## WHAT TO WORK ON
Report each line of the listing that carries the word "винт".
** Opening EXTRACTED RECORDS block **
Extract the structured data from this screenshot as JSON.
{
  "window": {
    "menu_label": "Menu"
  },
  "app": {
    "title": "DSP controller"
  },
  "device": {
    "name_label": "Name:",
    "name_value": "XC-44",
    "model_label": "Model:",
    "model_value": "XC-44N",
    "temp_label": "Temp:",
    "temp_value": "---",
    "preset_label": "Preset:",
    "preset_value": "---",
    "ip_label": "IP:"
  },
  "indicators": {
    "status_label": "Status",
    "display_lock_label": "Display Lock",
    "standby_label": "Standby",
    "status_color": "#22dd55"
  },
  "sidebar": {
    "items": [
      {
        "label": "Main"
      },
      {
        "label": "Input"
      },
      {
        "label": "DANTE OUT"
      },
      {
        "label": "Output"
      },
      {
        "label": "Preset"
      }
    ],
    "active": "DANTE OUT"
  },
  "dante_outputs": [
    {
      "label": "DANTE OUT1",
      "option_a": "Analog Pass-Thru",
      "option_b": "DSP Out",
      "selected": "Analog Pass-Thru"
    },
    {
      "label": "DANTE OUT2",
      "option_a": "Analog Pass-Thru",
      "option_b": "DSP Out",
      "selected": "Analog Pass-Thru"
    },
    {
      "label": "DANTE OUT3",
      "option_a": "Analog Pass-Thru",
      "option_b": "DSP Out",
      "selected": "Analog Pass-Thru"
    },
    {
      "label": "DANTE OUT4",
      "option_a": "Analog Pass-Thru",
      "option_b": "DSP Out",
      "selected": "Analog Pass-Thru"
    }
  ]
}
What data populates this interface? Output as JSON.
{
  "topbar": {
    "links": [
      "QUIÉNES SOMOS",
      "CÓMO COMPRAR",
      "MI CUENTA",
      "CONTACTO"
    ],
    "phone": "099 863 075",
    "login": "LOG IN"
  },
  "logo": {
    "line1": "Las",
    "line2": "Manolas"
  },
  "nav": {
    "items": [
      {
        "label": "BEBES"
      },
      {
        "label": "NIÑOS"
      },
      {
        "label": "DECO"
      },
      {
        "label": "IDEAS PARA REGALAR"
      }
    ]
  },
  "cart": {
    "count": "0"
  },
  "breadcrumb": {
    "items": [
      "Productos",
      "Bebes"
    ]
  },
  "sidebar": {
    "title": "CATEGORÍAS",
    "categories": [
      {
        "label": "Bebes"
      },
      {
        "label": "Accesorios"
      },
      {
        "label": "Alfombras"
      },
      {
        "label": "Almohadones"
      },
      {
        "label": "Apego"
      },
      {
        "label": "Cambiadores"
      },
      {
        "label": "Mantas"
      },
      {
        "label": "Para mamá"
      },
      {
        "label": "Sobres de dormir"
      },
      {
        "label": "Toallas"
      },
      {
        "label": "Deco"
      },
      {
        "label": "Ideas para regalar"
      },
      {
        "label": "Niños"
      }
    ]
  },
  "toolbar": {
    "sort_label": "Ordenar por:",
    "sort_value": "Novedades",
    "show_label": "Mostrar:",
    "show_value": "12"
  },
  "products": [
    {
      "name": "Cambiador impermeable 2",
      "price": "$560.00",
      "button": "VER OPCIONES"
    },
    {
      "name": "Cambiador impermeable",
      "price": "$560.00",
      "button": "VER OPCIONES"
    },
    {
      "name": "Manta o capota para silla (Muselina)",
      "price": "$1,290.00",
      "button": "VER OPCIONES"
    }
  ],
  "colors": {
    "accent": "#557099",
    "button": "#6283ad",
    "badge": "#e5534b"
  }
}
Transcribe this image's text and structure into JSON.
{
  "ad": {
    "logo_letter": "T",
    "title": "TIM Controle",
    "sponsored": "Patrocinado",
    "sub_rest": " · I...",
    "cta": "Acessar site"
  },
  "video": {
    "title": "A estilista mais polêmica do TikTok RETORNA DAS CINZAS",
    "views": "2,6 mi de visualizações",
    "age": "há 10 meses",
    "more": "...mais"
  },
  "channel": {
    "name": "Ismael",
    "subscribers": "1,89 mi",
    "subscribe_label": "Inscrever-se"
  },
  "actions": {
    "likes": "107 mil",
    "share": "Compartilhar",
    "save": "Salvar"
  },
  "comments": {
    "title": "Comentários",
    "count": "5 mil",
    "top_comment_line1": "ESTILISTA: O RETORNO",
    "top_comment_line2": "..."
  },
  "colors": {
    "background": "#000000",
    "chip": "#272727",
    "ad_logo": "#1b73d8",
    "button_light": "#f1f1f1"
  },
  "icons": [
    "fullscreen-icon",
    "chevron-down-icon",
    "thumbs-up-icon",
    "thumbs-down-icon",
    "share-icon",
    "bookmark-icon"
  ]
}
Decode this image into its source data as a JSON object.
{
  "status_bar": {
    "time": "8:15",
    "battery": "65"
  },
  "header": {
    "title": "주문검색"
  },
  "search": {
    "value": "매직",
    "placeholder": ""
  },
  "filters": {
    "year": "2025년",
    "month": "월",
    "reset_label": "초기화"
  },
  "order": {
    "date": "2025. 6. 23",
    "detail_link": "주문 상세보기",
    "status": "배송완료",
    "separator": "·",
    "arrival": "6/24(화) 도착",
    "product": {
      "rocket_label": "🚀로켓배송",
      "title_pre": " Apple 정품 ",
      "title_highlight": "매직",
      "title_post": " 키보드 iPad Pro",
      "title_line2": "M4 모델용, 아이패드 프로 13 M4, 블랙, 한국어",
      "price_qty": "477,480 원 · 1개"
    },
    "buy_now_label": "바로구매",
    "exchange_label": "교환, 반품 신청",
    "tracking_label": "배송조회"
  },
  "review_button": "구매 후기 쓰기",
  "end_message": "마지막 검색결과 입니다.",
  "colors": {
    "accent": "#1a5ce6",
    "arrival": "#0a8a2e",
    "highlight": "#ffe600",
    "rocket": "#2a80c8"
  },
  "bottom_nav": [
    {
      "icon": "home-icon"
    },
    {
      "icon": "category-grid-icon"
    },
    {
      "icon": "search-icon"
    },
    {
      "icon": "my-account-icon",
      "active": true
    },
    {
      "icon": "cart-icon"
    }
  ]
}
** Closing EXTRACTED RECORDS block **
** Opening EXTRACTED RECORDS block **
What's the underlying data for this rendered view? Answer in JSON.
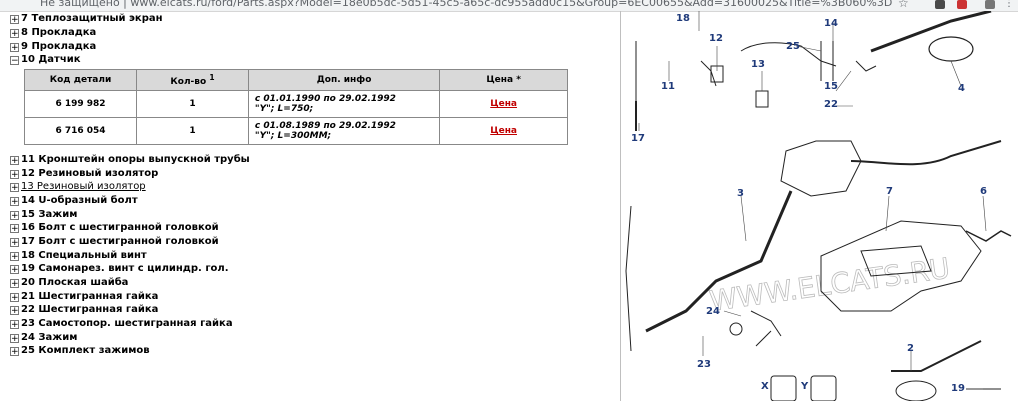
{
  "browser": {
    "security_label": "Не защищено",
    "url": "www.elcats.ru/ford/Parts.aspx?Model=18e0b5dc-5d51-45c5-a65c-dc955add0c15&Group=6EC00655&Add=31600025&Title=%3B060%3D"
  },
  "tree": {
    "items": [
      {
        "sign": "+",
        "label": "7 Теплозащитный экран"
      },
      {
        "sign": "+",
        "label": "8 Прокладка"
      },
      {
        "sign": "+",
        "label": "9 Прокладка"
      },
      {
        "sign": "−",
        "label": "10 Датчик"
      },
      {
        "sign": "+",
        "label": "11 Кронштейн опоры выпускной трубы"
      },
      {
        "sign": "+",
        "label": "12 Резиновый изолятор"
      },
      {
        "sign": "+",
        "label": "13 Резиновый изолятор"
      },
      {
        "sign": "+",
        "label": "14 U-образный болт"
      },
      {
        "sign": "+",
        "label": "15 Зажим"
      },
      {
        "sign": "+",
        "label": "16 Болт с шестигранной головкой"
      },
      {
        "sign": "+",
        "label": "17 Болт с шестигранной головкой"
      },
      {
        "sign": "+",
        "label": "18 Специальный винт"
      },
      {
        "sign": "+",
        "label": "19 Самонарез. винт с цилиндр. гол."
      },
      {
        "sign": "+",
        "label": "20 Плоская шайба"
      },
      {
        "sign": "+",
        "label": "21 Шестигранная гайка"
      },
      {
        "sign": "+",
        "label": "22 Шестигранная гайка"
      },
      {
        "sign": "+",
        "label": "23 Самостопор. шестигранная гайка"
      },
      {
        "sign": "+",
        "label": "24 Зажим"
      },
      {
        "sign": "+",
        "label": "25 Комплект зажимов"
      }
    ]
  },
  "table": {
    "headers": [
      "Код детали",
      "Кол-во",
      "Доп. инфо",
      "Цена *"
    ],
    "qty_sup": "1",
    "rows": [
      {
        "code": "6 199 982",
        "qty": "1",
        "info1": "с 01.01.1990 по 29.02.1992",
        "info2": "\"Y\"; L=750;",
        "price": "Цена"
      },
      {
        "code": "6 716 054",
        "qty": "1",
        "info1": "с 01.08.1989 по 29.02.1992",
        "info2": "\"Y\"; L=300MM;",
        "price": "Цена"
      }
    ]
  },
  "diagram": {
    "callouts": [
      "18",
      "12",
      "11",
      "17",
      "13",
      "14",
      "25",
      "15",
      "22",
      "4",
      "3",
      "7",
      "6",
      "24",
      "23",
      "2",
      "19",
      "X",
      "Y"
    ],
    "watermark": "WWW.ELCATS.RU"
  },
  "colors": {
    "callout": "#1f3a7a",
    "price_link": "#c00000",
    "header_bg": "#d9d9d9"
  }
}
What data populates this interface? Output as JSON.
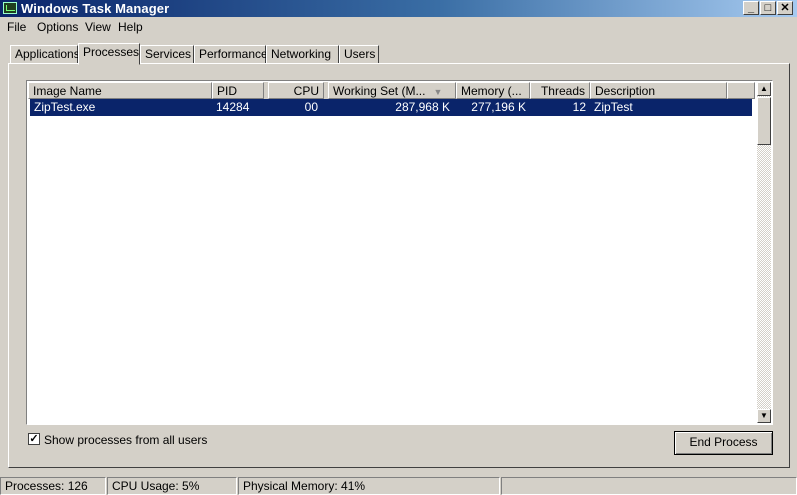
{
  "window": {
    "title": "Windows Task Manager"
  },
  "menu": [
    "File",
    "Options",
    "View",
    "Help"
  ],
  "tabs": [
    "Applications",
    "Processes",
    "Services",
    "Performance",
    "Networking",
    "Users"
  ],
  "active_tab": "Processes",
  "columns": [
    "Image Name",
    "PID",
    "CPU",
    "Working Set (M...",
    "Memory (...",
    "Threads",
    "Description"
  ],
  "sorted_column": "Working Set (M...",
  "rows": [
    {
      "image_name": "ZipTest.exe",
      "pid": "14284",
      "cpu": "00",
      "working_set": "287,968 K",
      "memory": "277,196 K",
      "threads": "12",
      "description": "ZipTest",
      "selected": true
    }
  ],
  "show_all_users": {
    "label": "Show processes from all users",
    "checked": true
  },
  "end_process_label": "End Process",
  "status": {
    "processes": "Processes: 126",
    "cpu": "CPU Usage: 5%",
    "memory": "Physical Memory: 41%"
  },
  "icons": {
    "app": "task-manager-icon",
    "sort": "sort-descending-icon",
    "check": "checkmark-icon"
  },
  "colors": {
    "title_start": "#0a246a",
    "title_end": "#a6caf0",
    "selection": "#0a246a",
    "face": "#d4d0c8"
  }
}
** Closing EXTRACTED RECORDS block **
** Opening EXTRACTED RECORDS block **
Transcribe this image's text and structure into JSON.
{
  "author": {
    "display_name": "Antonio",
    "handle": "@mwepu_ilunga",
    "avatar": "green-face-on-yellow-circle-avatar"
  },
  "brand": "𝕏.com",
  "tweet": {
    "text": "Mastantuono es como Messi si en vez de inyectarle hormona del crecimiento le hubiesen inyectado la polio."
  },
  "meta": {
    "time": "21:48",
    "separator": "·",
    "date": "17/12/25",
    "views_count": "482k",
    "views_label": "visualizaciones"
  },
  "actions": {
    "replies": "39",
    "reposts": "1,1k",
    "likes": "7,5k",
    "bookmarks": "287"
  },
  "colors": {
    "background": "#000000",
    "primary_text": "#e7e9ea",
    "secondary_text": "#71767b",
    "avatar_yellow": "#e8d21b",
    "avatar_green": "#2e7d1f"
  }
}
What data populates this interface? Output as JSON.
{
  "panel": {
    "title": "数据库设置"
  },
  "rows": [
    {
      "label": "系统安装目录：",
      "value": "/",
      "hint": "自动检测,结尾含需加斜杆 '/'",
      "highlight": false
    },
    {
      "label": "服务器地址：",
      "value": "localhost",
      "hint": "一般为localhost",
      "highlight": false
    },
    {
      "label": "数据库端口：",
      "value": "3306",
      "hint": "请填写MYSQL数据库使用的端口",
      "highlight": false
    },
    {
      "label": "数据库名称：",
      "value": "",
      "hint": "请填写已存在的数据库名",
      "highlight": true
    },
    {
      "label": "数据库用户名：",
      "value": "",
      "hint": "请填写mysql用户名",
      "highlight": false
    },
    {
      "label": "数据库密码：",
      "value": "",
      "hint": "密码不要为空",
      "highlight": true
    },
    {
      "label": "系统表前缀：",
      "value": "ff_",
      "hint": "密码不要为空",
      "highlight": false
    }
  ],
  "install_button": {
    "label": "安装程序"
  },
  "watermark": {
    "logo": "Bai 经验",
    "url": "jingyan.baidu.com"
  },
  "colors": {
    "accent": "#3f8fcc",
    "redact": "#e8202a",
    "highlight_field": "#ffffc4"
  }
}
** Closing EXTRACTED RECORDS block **
## SOLUTION BELOW
        "label": "18 Специальный винт"
        "label": "19 Самонарез. винт с цилиндр. гол."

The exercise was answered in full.